[What the exercise asks]
All lines in the material containing the word "title" need to be copied.

[Data records]
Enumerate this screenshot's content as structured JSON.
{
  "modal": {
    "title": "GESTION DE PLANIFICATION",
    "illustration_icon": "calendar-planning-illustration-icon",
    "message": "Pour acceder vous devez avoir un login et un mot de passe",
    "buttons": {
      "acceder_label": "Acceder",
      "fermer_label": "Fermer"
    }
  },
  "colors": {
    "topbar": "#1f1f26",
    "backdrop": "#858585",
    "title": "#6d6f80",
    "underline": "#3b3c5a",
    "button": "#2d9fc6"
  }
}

[Answer section]
    "title": "GESTION DE PLANIFICATION",
    "title": "#6d6f80",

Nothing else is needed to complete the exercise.